Visual Basic (Declaration)  

Public Overloads Shared Function TrendLinePolynomial( _ ByVal sc As SeriesCollection, _ ByVal degree As Integer, _ ByVal startDate As Date, _ ByVal endDate As Date _ ) As SeriesCollection 
Visual Basic (Usage)  Copy Code 


C#  
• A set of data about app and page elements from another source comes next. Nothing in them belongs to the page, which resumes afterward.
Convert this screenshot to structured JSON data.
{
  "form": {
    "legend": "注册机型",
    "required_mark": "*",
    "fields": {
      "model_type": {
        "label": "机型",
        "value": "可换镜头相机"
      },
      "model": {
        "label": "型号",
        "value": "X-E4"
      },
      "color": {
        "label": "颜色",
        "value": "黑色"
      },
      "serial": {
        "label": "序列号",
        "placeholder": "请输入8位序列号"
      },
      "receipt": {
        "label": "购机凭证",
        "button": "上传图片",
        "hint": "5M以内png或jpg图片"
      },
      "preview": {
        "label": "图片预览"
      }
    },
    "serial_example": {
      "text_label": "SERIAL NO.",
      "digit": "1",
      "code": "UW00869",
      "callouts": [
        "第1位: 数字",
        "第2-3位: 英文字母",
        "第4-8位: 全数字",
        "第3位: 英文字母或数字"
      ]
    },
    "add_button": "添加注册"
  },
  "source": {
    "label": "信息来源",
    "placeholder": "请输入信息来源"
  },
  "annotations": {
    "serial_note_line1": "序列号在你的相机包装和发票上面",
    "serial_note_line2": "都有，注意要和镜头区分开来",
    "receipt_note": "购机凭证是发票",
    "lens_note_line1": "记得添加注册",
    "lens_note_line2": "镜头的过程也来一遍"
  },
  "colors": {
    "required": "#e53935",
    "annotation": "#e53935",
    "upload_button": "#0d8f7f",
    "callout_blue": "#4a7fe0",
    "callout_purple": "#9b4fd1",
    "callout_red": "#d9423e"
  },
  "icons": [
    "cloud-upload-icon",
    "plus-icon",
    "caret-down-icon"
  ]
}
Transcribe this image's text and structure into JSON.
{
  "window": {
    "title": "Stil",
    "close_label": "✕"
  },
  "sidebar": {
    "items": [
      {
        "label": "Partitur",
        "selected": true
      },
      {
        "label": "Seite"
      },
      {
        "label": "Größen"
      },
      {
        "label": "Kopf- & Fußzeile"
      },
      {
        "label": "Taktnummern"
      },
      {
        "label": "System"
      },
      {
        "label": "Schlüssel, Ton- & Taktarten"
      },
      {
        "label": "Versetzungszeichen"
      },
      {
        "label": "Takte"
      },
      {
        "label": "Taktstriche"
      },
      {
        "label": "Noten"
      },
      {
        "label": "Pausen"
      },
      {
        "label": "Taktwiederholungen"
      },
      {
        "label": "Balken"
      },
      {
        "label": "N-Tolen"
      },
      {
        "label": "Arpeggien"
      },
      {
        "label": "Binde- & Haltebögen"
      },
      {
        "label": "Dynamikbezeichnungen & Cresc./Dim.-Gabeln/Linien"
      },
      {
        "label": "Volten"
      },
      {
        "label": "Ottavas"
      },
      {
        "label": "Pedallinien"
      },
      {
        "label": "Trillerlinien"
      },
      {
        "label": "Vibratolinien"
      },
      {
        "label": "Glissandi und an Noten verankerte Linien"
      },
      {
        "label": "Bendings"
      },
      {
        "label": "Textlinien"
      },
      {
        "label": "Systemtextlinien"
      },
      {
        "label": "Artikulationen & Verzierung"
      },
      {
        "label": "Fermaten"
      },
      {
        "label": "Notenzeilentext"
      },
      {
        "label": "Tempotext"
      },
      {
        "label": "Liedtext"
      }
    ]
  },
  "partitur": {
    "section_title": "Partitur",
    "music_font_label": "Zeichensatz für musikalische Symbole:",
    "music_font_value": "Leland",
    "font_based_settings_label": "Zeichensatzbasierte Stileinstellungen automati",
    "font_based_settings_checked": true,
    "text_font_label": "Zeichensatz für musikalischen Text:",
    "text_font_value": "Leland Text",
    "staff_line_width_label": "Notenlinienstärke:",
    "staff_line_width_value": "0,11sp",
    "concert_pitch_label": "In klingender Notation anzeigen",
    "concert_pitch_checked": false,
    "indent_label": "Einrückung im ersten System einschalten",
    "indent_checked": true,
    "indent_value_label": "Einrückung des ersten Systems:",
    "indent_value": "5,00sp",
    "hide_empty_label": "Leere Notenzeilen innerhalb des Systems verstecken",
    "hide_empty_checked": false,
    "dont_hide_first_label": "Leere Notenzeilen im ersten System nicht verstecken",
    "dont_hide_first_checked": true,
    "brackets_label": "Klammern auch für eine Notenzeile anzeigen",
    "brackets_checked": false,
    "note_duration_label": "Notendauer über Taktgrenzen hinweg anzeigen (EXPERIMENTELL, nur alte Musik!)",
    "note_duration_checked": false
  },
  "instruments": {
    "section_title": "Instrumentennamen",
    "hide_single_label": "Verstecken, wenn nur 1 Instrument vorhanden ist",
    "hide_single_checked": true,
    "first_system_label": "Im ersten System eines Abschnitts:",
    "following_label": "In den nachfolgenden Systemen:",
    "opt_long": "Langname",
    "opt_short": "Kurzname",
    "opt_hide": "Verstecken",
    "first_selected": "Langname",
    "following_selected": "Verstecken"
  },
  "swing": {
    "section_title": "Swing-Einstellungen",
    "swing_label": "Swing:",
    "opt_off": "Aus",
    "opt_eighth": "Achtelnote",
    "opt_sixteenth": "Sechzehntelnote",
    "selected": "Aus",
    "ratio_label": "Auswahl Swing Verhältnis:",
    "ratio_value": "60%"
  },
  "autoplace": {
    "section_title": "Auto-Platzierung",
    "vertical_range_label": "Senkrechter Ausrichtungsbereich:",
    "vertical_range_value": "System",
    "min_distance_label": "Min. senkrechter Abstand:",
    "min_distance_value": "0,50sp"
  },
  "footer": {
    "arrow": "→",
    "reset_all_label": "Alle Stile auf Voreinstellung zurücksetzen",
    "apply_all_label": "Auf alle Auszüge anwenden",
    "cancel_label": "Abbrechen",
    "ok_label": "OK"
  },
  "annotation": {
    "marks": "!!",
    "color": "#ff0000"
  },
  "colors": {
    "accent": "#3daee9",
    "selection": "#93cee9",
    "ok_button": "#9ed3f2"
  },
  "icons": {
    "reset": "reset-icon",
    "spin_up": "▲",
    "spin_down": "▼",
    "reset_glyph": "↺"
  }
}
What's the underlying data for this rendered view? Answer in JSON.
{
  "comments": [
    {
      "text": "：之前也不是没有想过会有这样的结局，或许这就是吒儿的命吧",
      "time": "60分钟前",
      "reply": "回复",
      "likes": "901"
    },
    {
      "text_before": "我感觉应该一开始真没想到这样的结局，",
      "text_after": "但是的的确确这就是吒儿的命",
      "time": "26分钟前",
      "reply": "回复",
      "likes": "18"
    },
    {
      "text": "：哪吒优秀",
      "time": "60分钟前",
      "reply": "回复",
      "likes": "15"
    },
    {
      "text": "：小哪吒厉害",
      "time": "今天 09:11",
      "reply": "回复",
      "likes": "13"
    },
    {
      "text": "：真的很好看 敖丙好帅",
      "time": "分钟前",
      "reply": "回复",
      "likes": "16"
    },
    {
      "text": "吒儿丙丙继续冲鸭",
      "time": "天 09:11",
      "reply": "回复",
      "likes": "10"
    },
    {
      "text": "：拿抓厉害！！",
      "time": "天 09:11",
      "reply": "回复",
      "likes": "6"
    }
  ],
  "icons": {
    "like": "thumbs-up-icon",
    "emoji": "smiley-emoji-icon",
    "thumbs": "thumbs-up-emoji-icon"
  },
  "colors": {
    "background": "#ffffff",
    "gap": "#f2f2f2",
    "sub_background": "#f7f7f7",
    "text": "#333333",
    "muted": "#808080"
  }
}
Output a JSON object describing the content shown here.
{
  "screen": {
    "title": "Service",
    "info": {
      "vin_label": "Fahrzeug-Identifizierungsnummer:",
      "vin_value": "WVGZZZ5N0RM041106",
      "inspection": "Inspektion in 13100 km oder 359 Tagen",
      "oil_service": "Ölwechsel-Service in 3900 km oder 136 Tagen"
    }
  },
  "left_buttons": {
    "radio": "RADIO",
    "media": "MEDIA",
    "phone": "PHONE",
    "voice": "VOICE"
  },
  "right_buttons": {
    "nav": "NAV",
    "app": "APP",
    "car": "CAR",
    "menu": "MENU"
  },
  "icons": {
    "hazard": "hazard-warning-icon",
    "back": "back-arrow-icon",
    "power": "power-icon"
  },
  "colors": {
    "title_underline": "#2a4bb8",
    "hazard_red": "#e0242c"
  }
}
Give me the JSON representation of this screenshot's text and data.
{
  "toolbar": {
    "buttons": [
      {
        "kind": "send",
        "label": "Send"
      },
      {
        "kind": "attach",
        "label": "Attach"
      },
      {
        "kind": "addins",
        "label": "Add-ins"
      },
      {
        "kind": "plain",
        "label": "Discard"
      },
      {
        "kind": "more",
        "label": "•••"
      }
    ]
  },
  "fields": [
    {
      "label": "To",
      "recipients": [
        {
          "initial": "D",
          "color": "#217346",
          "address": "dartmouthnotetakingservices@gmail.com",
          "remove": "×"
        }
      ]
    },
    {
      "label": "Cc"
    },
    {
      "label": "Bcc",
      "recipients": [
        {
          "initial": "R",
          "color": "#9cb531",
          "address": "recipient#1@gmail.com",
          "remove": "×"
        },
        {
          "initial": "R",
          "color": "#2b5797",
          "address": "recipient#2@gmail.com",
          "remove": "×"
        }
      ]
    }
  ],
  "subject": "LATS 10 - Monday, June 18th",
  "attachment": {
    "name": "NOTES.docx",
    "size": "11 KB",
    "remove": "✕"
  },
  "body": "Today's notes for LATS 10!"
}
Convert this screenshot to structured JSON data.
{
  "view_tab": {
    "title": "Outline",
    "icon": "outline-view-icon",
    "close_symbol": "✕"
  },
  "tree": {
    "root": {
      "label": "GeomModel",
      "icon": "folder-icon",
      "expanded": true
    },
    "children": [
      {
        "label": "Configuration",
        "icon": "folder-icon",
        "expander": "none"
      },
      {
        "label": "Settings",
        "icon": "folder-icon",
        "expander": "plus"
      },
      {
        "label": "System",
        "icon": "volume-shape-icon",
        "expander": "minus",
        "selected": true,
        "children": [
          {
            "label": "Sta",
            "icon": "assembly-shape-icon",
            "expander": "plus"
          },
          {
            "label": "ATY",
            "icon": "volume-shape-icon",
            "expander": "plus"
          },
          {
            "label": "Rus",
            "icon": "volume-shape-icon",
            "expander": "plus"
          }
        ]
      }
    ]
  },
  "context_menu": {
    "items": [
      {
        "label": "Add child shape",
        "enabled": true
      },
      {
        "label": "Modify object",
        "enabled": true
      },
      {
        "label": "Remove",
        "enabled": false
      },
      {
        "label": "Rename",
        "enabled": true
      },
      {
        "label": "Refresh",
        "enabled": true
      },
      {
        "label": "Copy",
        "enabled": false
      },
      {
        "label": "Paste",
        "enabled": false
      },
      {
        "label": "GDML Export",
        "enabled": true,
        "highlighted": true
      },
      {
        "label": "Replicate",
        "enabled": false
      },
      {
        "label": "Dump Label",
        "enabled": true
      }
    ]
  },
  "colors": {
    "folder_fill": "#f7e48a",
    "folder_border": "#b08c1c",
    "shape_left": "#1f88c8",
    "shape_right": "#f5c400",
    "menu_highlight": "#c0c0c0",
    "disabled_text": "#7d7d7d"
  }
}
public static SeriesCollection TrendLinePolynomial( SeriesCollection sc, int degree, DateTime startDate, DateTime endDate ) 
Parameters
 sc
 A collection of series objects. For example, to evaluate this indicator for two series you will need to pass a series collection containing this two series.
 degree
 The degree of the polynomial which is fitted to the data set given (i.e. if degree is 2, then a quadratic is fitted).
 startDate
 The start date of the trend line
 endDate
 The end date of the trend line
Return Value
A series where the kth element of the array represents of kth point (i.e. { x_k, y_k }) of the total set over which the fitted function is evaluated. The total set over which the fitted function is evaluated consists of the `backward' points, original data set points and the `forward' points.Remark: This methods corresponds in functionality to the method of the same name within Microsoft Excel.
Remark: The difference between this method and TrendLinePolynomial, is that it allows the values of the fitted function to be evaluated over an extended range. That is, a range in the xcoordinate greater than the original given data set.
Where the extended values are evaluated?
The parameters step
, forward
, backward
allows the position
and number of additional points above and/or below the range of the values in the
xcoordinate of the original data set to be given. The forward
parameter specifies
the number of the additional evaluation points of the fitted function which are greater
than the values of the xcoordinates of the original data set. Similarly, the
backward
parameter specifies the number of the additional evaluation points of the
fitted function which are lower than the values of the xcoordinates of the original
data set. The step
specifies the distance in the xcoordinate between each of the
additional data points, where the first additional data point either above or below is
exactly a distance of step
from the points of the original data set
which the highest and lowest values in the xcoordinate.
For example, consider the data set x = 1, 2, 3
; y = 1, 2, 3
. Now if
step = 1
, forward = 2
, and backward = 3
, then this method when applied
will return a two dimensional array. This two dimensional array will have the following
structure: { { 2, f(2) } { 1, f(1) } { 0, f(0) }{ 1, 1 } { 2, 2 }{ 3, 3 } { 4, f(4) } { 5, f(5) } }
,
where f(2), f(1), f(0), f(4), f(5)
correspond to the value of the fitted functions at the
points x = 2, 1, 0, 4, 5
, respectively.